Task to carry out:
Go through the entries and copy every line that has the string "Spread" in it.

»»

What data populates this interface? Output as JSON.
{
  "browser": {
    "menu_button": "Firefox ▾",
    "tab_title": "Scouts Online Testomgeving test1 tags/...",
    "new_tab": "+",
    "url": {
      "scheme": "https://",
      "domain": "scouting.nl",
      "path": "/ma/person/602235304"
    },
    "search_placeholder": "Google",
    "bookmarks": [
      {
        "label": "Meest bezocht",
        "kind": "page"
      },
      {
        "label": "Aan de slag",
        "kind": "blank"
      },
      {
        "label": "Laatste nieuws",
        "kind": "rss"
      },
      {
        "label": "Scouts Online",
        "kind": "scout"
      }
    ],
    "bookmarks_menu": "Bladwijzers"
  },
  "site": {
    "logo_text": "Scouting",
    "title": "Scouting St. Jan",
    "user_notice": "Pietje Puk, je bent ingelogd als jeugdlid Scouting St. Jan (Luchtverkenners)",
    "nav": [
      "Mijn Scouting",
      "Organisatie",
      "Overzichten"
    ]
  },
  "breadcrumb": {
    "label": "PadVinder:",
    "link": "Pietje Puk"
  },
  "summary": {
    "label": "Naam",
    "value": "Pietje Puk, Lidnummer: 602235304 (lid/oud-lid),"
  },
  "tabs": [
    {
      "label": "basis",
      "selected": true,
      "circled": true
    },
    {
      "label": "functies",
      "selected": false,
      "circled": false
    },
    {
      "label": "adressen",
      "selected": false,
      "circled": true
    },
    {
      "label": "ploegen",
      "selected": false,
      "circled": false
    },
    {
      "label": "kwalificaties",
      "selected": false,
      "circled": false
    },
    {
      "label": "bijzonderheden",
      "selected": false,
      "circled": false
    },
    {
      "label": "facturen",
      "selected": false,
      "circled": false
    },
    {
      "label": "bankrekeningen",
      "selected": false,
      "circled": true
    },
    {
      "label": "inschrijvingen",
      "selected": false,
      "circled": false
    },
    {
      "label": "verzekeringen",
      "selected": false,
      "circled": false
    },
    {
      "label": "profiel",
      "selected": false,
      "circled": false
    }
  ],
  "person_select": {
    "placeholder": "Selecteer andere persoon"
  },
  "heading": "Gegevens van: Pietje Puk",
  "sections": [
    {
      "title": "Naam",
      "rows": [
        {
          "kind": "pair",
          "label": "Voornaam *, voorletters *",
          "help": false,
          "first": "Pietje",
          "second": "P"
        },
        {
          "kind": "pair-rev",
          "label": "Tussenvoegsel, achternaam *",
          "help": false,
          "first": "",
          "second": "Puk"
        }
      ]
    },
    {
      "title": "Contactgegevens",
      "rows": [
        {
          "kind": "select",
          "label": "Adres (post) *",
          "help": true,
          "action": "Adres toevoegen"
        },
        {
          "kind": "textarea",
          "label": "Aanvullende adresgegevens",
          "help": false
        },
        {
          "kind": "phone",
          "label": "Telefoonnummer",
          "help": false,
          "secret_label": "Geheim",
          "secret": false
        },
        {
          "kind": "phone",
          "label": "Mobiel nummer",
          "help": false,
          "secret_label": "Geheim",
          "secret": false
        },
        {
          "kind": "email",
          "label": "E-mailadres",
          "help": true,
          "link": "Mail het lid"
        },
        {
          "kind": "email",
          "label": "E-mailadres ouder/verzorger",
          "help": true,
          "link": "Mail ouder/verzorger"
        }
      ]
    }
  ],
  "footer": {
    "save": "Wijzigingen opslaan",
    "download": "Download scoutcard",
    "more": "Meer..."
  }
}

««
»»

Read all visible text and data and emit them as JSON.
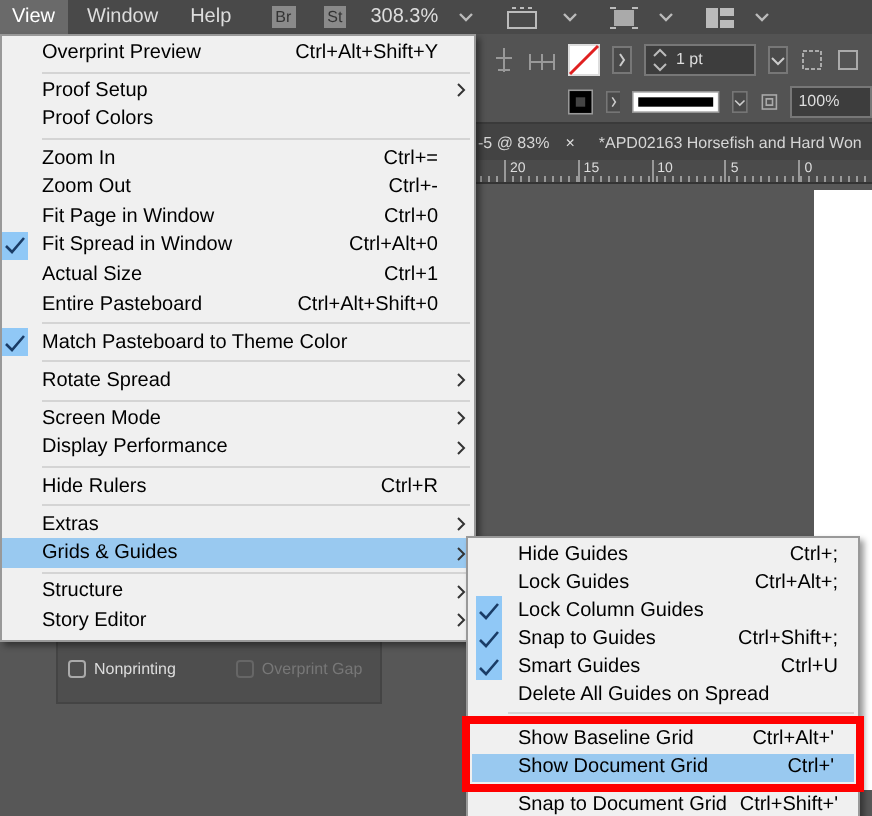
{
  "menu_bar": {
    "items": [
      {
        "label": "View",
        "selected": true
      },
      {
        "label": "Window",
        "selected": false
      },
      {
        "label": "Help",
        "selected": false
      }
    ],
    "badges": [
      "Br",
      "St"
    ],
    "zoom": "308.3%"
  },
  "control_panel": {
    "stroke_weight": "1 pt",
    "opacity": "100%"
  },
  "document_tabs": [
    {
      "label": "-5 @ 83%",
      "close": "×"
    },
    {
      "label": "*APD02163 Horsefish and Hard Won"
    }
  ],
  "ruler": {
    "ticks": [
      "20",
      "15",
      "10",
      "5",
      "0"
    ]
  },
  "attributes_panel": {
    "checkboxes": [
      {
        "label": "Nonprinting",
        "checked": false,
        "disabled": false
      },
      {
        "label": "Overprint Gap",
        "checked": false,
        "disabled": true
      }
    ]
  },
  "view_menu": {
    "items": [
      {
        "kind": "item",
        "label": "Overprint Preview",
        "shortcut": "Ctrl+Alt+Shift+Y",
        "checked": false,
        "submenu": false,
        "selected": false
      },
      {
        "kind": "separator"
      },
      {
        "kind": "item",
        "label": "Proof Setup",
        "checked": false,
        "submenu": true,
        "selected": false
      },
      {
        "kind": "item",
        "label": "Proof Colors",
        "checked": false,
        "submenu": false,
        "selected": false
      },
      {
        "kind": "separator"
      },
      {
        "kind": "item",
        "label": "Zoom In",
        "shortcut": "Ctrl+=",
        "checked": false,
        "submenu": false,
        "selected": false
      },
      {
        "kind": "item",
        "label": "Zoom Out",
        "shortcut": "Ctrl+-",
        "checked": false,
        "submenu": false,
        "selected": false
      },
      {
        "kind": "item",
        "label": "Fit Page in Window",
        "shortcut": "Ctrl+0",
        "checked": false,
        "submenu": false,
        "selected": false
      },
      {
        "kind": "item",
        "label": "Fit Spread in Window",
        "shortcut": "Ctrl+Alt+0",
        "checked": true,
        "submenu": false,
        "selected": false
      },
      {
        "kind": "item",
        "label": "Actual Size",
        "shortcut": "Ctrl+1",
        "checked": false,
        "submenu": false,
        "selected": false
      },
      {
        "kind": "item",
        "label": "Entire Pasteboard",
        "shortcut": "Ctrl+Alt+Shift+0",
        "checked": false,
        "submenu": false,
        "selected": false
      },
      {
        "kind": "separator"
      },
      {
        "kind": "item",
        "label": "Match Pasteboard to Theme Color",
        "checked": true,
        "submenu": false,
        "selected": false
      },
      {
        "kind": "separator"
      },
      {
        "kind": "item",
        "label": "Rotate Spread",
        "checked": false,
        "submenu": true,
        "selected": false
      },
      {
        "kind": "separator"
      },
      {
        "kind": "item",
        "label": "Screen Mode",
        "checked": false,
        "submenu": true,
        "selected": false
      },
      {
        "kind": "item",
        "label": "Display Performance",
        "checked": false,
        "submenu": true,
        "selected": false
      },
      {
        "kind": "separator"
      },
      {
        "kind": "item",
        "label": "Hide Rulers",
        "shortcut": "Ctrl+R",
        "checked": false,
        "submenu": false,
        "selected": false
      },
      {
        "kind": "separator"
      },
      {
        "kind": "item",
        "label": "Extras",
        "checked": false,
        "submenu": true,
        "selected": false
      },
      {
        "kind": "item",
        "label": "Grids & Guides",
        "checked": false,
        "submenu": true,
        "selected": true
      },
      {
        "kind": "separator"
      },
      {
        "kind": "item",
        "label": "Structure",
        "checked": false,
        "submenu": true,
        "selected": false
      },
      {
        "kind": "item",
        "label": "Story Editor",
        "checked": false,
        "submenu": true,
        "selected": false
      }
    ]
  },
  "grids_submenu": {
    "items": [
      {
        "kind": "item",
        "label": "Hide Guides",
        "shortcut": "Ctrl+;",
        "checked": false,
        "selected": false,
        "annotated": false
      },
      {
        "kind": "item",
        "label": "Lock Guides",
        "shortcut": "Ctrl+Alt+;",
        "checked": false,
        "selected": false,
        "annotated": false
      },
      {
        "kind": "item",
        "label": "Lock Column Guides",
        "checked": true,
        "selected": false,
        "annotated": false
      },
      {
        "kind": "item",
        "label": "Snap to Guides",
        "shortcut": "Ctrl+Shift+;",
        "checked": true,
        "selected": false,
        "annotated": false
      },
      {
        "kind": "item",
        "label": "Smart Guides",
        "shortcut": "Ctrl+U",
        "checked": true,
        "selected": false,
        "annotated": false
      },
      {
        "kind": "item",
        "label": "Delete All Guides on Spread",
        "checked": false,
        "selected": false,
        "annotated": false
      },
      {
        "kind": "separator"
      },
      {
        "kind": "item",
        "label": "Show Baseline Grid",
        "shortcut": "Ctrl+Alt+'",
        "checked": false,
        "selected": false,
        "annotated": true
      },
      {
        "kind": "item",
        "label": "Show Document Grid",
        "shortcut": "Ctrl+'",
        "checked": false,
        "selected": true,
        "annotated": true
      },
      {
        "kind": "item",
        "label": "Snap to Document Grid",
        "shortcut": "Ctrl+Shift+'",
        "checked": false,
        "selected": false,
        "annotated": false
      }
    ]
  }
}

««

Result of this exercise:
        "label": "Fit Spread in Window",
        "label": "Rotate Spread",
        "label": "Delete All Guides on Spread",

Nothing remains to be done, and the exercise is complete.